    There can be no denying that what we have previously referred to as ‘The Empire’ is intent on world domination. The evidence is there for all to see in the form of a vast network of military bases spread across the globe, and a history of invasion of various countries by the Empire in recent years in pursuit of its geopolitical objectives. The economic engine that drives the Empire and supports its imperialistic ambitions is the dollar, whose Reserve Currency status means that infinite quantities of it (or proxy derivatives like Treasuries) can be printed up and swapped for goods and services with any and all countries around the world, and it is this dynamic that supports the formidable US military machine.
    The last Empire that tried to take over the world was Nazi Germany, which recruited Japan to take over the Far East, so that together they became a global axis. As we know this led to an enormous titanic struggle for over 5 years to contain it and defeat it, resulting in immense destruction and loss of life. The reason that Hitler failed was good old fashioned imperial overreach – he didn’t know when to ‘call it a day’ and consolidate his gains, instead he tried to do what has been the undoing of most Empires in the past, take over the entire planet. Actually he got very close to creating a sustainable 3rd Reich, but made several key mistakes. The first was not overrunning Britain while he had the chance, instead he made the fatal mistake of leaving it and starting a war on a second front with Russia, which meant that, in addition to his logistical support being spread too thin, the US was later able to use Britain as an aircraft carrier to bomb Germany back into the Stone Age, which needless to say resulted in its defeat. The second mistake was permitting eastern henchman Japan to bomb Pearl Harbor, and thus bring the US into the war against both Nazi Germany and Japan. Perhaps due to parochial ignorance, Germany and Japan made the catastrophic miscalculation that they could somehow overcome the United States, which at the time was an emerging economic powerhouse. The bombing of Pearl Harbor awoke the sleeping giant and meant the beginning of the end for the Germany – Japan Empire.

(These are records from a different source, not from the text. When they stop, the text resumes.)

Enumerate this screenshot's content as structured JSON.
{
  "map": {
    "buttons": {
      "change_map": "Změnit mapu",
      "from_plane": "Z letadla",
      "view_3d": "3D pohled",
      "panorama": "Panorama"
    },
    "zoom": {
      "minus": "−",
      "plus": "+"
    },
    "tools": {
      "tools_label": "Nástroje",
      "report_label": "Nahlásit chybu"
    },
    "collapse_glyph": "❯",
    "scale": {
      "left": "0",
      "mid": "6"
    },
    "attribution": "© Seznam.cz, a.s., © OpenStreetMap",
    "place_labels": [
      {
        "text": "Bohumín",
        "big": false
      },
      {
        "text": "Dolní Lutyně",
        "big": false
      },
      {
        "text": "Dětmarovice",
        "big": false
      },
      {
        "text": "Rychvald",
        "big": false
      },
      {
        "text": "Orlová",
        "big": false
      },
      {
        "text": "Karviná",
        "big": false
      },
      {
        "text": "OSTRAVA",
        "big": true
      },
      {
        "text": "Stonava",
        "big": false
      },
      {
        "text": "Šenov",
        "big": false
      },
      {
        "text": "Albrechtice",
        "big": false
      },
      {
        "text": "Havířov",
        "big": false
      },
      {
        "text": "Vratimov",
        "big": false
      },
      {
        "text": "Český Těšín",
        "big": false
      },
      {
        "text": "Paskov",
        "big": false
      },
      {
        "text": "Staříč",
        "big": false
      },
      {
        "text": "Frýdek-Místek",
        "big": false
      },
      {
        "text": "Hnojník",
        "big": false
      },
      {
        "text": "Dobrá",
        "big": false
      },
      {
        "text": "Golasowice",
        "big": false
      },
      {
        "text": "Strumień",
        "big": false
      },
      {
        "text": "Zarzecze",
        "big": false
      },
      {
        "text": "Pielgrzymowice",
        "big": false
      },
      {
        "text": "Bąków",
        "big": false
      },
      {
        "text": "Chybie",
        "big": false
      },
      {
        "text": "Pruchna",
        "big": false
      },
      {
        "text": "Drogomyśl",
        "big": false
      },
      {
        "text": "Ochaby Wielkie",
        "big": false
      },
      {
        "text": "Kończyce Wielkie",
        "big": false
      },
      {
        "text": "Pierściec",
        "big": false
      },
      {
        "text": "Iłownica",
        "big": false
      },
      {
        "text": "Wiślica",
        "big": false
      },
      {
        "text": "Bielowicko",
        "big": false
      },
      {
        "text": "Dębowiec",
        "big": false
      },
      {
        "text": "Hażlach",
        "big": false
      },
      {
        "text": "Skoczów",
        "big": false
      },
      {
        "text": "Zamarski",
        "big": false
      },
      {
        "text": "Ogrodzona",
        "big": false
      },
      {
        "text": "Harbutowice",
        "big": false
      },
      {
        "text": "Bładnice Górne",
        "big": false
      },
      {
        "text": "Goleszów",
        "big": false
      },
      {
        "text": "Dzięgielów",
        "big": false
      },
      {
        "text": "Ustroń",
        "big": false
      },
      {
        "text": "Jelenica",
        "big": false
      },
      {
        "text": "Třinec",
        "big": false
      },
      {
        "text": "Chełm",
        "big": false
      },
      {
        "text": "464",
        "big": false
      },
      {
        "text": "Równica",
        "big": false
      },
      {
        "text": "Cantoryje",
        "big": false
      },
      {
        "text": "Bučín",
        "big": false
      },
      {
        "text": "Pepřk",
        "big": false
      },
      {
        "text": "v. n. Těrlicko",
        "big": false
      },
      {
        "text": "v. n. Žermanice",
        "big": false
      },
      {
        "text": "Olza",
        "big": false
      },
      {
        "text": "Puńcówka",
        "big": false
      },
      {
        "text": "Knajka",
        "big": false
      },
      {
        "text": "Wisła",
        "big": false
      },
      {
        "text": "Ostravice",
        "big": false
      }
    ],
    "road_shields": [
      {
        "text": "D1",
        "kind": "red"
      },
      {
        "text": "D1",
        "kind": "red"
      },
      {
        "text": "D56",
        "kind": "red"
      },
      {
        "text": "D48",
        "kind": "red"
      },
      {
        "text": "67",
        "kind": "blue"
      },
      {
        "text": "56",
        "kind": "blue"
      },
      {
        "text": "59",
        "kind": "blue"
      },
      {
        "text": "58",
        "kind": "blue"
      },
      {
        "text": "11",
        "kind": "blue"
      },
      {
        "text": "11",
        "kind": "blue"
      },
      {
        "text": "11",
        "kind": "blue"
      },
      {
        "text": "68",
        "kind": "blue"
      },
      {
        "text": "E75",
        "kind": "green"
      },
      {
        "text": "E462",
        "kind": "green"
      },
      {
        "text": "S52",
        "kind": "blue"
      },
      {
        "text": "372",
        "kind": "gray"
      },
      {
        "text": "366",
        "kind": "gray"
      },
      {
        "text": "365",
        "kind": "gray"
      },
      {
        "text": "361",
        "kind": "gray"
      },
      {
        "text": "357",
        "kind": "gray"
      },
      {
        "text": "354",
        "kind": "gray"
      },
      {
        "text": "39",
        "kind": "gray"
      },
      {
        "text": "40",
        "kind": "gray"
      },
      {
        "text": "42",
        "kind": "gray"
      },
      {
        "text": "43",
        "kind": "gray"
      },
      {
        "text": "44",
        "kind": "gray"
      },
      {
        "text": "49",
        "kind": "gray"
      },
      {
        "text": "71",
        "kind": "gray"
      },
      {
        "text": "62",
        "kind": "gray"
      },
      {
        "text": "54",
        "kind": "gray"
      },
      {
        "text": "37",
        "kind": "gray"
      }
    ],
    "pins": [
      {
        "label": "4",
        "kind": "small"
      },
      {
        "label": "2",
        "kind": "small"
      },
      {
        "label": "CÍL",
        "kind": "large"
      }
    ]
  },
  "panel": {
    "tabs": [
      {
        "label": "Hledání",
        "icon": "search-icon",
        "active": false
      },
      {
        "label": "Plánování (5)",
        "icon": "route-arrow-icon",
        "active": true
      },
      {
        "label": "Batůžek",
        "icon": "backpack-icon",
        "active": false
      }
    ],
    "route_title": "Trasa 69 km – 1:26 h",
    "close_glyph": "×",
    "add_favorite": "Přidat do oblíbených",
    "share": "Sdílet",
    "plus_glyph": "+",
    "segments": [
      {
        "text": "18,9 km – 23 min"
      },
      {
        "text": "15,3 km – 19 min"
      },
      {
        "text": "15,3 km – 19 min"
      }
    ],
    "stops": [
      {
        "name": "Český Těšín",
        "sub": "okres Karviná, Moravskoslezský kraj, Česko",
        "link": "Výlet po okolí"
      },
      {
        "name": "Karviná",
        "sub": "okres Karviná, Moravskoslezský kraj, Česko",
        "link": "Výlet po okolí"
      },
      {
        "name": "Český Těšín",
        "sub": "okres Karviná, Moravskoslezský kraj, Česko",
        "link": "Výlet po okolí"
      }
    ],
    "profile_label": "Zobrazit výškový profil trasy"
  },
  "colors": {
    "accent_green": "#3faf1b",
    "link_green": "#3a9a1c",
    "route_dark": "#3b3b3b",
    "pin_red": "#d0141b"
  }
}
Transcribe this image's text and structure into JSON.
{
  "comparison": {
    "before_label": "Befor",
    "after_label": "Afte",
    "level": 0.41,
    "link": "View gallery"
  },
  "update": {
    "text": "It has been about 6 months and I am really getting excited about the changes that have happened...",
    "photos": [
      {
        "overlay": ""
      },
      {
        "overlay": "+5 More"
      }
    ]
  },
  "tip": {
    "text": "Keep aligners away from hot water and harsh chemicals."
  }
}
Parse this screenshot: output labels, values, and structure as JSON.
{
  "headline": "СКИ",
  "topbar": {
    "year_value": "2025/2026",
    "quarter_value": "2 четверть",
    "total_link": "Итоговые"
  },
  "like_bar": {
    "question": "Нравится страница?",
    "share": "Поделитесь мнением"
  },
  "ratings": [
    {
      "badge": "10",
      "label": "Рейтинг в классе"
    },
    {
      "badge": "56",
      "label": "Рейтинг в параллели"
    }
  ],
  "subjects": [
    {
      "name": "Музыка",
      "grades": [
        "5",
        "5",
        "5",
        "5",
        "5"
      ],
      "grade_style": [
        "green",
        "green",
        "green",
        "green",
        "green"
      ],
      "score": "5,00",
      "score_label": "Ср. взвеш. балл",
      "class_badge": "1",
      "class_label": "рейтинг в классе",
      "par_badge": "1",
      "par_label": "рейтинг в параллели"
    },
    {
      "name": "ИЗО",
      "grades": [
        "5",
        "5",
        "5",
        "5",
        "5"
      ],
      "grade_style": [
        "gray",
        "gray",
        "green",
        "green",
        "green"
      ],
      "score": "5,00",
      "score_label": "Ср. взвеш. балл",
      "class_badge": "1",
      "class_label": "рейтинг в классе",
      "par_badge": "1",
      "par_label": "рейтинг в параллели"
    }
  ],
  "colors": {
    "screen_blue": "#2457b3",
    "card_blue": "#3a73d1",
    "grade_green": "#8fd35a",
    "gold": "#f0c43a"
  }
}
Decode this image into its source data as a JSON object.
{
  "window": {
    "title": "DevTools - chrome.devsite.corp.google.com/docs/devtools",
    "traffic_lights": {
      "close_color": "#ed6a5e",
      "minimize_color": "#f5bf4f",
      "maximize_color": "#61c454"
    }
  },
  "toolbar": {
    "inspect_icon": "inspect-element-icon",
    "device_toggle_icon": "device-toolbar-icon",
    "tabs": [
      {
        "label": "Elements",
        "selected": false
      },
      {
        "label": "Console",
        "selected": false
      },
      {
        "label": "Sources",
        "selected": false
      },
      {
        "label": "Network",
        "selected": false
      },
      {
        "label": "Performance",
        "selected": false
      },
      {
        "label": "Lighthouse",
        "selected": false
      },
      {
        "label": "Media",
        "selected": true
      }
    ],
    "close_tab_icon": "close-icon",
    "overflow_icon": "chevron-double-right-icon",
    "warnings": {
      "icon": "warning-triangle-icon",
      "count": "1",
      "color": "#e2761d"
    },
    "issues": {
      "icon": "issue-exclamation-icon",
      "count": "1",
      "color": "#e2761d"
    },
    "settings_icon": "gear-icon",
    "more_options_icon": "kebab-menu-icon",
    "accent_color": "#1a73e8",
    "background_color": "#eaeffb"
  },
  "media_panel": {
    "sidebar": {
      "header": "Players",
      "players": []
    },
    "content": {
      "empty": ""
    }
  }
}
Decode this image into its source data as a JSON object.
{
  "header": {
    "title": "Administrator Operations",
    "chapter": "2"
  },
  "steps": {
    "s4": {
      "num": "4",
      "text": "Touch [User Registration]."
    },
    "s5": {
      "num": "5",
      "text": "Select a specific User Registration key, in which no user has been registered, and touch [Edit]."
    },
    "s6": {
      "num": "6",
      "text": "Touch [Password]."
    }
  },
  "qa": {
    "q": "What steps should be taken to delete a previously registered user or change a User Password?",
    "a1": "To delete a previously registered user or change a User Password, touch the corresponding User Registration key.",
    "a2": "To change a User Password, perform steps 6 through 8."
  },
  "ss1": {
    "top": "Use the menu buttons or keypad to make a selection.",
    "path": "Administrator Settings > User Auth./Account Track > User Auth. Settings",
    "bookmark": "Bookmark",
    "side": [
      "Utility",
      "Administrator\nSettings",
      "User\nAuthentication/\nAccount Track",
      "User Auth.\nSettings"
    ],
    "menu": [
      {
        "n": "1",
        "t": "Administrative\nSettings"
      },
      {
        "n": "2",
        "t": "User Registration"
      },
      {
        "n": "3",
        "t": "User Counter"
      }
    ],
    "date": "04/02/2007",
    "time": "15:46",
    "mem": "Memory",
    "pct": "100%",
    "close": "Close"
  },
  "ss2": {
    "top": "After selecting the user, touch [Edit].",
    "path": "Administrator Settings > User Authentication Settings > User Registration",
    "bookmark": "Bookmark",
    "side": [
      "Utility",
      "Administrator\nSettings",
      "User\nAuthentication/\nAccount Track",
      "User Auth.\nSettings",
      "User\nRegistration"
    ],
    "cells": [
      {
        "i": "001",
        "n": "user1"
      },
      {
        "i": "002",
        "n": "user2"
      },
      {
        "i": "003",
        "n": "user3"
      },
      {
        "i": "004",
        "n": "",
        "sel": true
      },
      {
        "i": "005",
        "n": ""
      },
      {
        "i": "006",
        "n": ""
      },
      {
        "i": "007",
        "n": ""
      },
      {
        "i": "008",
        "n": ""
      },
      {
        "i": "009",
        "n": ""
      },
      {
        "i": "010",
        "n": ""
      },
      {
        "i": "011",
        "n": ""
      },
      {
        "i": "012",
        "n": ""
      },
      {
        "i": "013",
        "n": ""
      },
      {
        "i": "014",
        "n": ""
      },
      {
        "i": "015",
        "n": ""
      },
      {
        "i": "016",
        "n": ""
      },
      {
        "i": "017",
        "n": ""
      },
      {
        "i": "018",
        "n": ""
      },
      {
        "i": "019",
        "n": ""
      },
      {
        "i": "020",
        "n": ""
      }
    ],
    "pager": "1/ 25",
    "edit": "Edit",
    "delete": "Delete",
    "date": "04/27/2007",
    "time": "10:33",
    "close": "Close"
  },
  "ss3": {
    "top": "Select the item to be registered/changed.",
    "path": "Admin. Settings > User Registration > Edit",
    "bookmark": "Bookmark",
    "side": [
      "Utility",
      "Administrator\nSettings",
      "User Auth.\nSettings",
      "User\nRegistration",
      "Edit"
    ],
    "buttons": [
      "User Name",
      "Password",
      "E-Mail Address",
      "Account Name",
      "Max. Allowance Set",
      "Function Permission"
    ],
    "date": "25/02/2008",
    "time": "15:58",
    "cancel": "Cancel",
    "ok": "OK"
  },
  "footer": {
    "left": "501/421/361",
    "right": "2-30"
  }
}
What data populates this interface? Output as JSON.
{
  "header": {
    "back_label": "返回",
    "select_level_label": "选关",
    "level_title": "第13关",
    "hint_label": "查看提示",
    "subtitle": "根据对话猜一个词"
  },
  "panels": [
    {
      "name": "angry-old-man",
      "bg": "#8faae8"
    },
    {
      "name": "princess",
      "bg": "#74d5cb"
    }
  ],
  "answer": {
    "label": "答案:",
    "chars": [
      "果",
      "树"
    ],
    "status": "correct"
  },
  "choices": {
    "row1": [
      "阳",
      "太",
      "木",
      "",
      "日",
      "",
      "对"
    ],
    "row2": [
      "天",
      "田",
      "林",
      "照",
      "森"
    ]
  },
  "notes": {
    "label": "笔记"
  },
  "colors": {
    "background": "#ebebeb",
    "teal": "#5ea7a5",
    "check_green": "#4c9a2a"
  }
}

    This post was published at Clive Maund on Tuesday, September 05, 2017.